EXTRACTED DATA Block Start

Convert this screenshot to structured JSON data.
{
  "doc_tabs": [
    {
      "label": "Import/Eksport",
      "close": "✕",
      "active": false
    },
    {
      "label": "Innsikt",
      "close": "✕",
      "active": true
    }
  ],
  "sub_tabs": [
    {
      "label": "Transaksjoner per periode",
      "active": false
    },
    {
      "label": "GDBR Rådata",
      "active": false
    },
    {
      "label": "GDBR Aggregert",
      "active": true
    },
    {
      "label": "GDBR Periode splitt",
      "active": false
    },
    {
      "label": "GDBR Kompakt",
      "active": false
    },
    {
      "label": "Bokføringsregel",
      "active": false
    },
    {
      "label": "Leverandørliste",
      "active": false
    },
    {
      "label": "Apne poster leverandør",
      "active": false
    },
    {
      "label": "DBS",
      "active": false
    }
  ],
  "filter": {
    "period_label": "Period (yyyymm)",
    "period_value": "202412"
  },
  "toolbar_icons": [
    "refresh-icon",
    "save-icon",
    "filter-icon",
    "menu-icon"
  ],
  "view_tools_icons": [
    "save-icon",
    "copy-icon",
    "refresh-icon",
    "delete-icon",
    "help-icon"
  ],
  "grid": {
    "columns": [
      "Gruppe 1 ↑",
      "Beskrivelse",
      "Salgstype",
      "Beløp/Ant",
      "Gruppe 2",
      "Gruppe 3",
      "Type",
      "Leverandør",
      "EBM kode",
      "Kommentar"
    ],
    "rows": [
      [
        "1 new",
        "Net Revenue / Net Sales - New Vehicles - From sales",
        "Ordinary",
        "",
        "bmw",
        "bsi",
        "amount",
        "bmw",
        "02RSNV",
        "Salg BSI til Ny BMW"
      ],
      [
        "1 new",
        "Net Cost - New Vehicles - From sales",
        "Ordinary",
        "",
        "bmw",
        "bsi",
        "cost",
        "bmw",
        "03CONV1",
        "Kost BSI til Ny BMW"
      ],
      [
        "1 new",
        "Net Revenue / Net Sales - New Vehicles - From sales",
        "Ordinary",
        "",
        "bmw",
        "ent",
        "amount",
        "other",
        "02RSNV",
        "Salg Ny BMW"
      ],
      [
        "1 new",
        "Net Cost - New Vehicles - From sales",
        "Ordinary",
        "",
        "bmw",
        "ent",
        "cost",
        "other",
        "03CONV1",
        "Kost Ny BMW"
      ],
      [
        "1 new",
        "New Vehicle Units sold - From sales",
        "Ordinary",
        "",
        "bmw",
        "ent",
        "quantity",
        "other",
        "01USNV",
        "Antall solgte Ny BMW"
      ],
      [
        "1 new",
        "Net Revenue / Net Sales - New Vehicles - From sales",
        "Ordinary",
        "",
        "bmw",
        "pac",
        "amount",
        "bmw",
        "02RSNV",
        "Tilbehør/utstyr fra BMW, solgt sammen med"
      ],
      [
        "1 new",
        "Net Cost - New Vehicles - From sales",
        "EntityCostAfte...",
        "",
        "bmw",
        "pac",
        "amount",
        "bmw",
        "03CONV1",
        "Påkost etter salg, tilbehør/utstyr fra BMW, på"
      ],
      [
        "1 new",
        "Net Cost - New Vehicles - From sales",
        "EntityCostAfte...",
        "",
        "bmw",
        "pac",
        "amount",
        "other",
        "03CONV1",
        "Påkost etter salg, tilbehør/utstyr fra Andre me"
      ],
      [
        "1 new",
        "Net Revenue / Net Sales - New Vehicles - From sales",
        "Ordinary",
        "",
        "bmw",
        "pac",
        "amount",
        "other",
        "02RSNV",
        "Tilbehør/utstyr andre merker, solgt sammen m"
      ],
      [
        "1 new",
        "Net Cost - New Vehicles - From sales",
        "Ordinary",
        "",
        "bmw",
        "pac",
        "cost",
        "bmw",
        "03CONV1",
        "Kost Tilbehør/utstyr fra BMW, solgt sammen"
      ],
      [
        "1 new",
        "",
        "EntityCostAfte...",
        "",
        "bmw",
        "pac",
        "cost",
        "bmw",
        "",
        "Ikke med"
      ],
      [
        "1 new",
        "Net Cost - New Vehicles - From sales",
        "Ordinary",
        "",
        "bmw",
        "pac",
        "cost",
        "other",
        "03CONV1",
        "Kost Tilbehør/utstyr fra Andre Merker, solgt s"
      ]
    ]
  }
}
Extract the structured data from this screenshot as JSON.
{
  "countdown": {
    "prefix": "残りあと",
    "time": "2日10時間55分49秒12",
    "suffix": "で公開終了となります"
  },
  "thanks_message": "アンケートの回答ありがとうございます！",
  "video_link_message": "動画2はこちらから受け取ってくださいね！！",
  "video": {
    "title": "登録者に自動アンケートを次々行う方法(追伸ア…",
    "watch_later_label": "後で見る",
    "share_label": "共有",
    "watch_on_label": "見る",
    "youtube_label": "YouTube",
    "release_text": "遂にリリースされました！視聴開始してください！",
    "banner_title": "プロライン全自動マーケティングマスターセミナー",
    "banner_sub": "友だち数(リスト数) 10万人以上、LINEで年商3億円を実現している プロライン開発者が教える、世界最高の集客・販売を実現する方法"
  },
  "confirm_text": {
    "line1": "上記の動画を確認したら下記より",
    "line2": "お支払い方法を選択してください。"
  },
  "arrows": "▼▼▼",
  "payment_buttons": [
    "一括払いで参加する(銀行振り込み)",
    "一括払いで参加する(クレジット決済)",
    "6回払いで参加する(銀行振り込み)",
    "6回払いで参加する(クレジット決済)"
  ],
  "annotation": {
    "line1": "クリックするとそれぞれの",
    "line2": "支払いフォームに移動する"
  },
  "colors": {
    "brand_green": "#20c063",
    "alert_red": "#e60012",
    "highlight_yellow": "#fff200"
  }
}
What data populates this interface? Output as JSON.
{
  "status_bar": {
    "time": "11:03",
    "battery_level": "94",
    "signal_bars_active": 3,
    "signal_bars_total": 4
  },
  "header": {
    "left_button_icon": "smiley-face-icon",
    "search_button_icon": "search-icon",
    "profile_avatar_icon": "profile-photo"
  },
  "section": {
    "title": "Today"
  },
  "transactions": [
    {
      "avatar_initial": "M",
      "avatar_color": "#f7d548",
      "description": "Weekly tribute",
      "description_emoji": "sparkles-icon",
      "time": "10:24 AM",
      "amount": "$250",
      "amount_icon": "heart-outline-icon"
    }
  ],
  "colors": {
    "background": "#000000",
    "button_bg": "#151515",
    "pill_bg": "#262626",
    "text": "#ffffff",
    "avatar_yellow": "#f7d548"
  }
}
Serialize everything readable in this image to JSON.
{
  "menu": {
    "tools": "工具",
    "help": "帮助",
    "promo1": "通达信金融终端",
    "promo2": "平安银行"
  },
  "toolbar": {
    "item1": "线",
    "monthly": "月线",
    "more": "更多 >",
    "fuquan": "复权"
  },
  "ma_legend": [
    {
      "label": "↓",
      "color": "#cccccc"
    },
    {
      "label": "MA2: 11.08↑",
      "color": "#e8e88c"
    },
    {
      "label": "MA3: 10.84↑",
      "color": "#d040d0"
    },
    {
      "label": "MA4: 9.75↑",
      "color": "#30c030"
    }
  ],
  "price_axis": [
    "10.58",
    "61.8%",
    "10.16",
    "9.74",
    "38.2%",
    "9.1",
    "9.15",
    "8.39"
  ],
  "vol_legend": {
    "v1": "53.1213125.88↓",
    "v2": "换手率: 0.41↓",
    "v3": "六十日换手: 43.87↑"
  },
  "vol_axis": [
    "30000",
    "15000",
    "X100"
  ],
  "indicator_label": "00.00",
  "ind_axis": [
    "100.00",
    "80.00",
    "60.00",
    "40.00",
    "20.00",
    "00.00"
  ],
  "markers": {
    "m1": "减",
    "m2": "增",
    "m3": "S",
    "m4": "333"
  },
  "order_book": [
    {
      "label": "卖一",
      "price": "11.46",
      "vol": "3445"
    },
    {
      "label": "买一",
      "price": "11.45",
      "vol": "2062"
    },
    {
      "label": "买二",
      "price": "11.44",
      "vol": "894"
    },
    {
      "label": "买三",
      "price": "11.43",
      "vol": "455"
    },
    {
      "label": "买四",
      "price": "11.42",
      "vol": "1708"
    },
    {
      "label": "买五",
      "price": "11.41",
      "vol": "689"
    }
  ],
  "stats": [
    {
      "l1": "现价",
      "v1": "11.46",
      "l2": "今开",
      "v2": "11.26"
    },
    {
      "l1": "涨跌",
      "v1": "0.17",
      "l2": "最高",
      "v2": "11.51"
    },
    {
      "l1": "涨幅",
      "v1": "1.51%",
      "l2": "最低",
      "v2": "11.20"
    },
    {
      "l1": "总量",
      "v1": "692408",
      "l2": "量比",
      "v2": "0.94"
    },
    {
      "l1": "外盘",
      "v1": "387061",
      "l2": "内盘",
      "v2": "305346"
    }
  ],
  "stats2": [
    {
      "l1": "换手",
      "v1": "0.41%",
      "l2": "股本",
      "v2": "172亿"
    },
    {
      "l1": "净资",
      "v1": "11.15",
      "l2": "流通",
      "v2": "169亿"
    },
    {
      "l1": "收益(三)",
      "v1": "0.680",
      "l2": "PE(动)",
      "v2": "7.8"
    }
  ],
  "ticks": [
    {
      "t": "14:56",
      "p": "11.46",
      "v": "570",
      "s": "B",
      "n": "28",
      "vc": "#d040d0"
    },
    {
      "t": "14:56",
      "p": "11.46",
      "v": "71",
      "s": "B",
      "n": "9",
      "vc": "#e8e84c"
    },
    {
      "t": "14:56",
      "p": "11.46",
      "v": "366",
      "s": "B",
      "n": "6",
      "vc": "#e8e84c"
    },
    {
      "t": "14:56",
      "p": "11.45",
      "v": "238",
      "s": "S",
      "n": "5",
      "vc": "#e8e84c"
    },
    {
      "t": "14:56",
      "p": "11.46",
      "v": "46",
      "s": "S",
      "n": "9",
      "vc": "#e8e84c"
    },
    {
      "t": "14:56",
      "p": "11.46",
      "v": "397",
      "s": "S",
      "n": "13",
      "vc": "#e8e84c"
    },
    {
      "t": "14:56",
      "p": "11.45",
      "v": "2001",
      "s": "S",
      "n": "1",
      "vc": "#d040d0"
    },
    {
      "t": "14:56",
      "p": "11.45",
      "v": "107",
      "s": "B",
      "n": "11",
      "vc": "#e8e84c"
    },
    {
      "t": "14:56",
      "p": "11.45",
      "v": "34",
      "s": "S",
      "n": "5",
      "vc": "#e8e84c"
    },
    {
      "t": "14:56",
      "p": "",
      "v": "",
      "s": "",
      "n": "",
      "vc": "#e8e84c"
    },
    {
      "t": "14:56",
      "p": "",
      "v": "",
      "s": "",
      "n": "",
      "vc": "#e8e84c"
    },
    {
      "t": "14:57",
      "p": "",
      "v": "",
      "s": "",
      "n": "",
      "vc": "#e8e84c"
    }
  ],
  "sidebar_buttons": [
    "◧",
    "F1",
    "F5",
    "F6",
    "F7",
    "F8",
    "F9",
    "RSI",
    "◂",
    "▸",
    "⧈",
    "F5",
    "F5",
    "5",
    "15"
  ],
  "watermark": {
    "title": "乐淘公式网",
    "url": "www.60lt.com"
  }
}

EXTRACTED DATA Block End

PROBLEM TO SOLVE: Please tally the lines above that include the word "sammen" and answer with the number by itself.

RESULT: 3